Industry cadetships can provide an opportunity to develop professionals quickly and soundly. In four years, universities can provide only a basic grounding in general engineering, chemistry, geology, economics, management, the environment and all the new applications in information systems, control systems, robotics and so on. The field has grown beyond a generalised undergraduate syllabus. Employers, be they mining companies, contractors or consultants, should accept the cost of providing undergraduate cadetships and structured graduate training as part of the cost of doing business, to a much greater level than they do at present. This includes better support for professional development programs offered by AusIMM and other societies. The adjacent possible is too close, and is moving too quickly, for traditional career paths to remain viable. ‘Industry cadetships can provide an opportunity to develop professionals quickly and soundly.’
 

Conclusion
The greatest challenge for our industry is to change the way we operate, so that we meet community expectations. We have opportunities to make changes through technological innovation and through more effective training of our professional people. We need to fund research programs that run for longer than one or two years, and to properly evaluate opportunities using the staged feasibility study process. Future mines will be highly selective, moving smaller tonnages, and increasingly they will be underground. They will apply technologies that exist today and are hovering at the edge of the adjacent possible. Expenditure on innovation around the adjacent possible is like expenditure on exploration. It ensures the business will continue beyond the life of existing activities. That is what true sustainability is all about.

Current challenges and opportunities for the minerals industry (I)

https://www.ausimmbulletin.com/

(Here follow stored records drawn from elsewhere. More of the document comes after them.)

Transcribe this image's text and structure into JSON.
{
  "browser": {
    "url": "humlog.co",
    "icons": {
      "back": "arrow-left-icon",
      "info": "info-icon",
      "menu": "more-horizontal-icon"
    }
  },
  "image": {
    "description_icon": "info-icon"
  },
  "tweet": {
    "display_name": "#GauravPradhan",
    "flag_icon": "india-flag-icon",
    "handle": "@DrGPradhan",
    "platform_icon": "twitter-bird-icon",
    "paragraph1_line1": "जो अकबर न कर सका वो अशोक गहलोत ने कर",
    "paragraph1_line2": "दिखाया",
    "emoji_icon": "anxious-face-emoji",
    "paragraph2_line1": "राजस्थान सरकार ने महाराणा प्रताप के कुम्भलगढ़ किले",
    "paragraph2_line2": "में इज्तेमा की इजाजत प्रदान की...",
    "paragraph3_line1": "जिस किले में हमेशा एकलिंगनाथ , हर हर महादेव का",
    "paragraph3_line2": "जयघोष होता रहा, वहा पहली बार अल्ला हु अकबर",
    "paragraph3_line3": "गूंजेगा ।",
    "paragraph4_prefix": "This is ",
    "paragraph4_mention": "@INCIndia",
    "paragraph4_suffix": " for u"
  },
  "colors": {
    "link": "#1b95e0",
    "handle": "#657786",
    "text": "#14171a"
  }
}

References
Birrell R W, 2005. The development of mining technology in Australia 1801-1945 [online]. Available from: http://hdl.handle.net/11343/36521
Bowker L N and Chambers D, 2015. The risk, public liability and economics of tailings storage facility failures [online]. Available from: earthworks.org/cms/assets/uploads/archive/files/pubs-others/BowkerChambers-RiskPublicLiability_EconomicsOfTailingsStorageFacility%20Failures-23Jul15.pdf
Bowler T, 2019. How quantum sensing is changing the way we see the world, BBC News, March 8 [online]. Available from: https://www.bbc.com/news/business-47294704
Crane L, 2019. The Final Frontier, New Scientist, 23 February, 20-22.
Farchy J, 2019. Bill Gates leads push to create ‘Google Maps for the earth’s crust’, The Age, March 5 [online]. Available from: https://www.theage.com.au/business/markets/bill-gates-leads-push-to-create-google-maps-for-the-earth-s-crust-20190305-p511qm.html
Gray D, 2019. Rio Tinto predicts new copper mine will be built in Western Australia, The Age, March 9 [online]. Available from: www.theage.com.au/business/companies/rio-tinto-predicts-new-copper-mine-will-be-built-in-western-australia-20190308-p512vv.html
Hein A M, Matheson R and Fries D, 2018. A Techno-Economic Analysis of Asteroid Mining [online]. Available from: https://arxiv.org/abs/1810.03836
Johnson S, 2011. Where good ideas come from p 31 (Riverhead Books: New York)
Sly L, 2019. Kalashnikov gave insurgents a cheap gun. Now it has a killer drone, The Age, March 3 [online]. Available from: https://www.theage.com.au/world/middle-east/kalashnikov-gave-insurgents-a-cheap-gun-now-it-has-a-killer-drone-20190227-p510oe.html